Thankfully, ParkFans member, Travis, stopped by the park on Monday when the weather was a bit warmer and was able to ride Verbolten to get a better look at the work shown above. Huge thanks to him for allowing us to use the photo below!
Moving on, we have another project dealing with a different walkway adjacent to the Rhine River—this time the Rhine River Cruise docks near Grimm’s Landung. From what we can see, all of the existing aggregate is being removed and replaced this winter.

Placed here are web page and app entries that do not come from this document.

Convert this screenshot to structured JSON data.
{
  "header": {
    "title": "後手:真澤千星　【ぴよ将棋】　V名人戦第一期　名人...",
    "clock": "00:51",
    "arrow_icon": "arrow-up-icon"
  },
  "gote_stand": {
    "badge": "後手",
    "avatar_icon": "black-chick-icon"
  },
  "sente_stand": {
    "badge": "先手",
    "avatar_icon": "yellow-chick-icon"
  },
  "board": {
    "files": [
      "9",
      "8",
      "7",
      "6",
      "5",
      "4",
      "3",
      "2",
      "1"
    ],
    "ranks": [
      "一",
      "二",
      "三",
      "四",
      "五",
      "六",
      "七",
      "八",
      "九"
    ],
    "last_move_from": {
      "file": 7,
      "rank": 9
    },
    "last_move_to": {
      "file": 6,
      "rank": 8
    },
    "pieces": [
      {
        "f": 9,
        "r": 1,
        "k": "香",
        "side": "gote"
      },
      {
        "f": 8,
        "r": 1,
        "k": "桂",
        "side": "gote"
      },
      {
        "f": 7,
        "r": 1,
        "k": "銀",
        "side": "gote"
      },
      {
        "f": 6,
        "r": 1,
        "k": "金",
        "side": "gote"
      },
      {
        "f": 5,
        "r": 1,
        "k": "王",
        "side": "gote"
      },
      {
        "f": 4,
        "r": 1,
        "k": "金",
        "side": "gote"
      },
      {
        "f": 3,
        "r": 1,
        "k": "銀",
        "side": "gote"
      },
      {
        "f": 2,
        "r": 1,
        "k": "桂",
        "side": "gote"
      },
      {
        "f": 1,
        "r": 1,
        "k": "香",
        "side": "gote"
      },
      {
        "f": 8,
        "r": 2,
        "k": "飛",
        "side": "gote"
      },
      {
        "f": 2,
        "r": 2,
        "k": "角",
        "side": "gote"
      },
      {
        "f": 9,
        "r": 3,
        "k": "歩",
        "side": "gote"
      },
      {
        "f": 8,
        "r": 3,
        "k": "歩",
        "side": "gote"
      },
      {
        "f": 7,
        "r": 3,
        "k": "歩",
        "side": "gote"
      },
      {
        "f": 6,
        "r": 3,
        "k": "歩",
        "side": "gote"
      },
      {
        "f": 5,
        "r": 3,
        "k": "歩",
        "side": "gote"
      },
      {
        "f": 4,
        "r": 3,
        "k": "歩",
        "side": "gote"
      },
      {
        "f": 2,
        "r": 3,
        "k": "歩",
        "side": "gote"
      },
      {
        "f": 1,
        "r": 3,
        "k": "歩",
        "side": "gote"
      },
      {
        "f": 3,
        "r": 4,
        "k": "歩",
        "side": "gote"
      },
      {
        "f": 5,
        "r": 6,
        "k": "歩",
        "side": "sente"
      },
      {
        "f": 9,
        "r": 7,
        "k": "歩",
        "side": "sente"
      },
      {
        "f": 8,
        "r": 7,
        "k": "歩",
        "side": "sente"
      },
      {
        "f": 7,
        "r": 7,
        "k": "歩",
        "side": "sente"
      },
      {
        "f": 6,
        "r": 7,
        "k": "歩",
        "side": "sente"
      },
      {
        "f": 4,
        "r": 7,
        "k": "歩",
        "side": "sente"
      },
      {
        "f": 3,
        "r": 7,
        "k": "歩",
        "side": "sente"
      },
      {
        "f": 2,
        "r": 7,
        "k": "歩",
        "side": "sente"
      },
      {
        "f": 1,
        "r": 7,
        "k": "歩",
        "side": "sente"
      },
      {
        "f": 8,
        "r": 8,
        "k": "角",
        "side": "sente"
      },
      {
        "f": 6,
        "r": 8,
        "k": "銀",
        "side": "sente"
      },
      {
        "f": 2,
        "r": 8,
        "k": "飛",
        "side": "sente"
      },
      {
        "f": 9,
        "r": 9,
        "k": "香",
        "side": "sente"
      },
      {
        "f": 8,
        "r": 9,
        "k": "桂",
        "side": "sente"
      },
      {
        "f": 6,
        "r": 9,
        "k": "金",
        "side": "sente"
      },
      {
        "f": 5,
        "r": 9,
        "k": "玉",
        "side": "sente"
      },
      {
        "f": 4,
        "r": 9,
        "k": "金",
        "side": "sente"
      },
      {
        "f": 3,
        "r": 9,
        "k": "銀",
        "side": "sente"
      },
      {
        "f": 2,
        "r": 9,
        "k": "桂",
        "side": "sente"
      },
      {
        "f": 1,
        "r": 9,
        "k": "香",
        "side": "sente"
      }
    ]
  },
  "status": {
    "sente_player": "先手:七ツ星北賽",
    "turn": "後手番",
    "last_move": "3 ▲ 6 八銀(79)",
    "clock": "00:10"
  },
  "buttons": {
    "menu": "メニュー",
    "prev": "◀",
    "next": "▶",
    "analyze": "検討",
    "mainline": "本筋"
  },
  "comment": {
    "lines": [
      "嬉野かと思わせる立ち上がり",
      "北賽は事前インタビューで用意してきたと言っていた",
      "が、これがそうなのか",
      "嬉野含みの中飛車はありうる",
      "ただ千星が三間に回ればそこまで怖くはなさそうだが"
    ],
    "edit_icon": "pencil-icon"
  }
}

The image above, showing of a pair of new fences blocking DarKastle’s entrance, was provided to us by ParkFans member, horsesboy. Though there’s obviously not much to see here (and likely won’t be for much of DarKoaster’s construction), from what we’ve heard, physical preparations have begun for Busch Gardens Williamsburg’s planned-for-2023, indoor family coaster inside the former home of Curse of DarKastle. If you’re not yet familiar with the project, give our full article from last month a read, here.
Anyway, for now, work likely mainly consists of removing all of the special event structures and theming from the space. After the ride area is completely cleared out, we may start seeing (or, probably more likely, hearing) some of the major foundation work begin sometime this spring or summer.
If you’ve been to the park anytime in the last handful of months, you likely noticed that the small snack booth across from Escape from Pompeii, Vesuvius Grill, is behind walls. Though construction started here around the same time as work kicked off on the recently-completed Snack Hutte in Oktoberfest and Crepes & Coffee in Aquitaine, this project seems to be progressing far, far slower.
We still don’t know what exactly the park has planned here, but the extent of the work is pretty visible in the photos below.
Perhaps most interesting about this undertaking is that the building has actually changed shape pretty dramatically sometime in the last few weeks. As you can see in the image below, the building’s front façade has long been tall and flat whereas the shape below the tarp in the first image above clearly shows that the current roofline is quite different. Whatever Busch Gardens Williamsburg ends up doing with this venue, here’s to hoping that it will mesh better visually with Escape from Pompeii than its predecessor!
Though hopefully not in as dire of straits as Battle for Eire, there’s another attraction which has seen very little activity since COVID: Flying Machine. Though it did briefly operate following the pandemic, Busch Gardens Williamsburg’s Tivoli Orbiter has spend the vast majority of the time since the park’s post-pandemic reopening in pieces. Intermittent changes have been visible behind the construction walls surrounding the attraction so hopefully Flying Machine’s future is still bright. This is certainly an attraction to keep an eye on though!
Hope you all enjoyed that quick jaunt around Busch Gardens Williamsburg! If you’d like to see more content like this (especially during the “off-season” when so much of this work typically occurs), let us know via Twitter, Facebook, Instagram, or our partner forum, ParkFans.net! Thanks for reading! ❤️
Bring back the all emoji park news!!!
Any info on some Japanese-looking buildings seen behind barricades around Italy?
Those are Food & Wine booths sitting in storage. 😉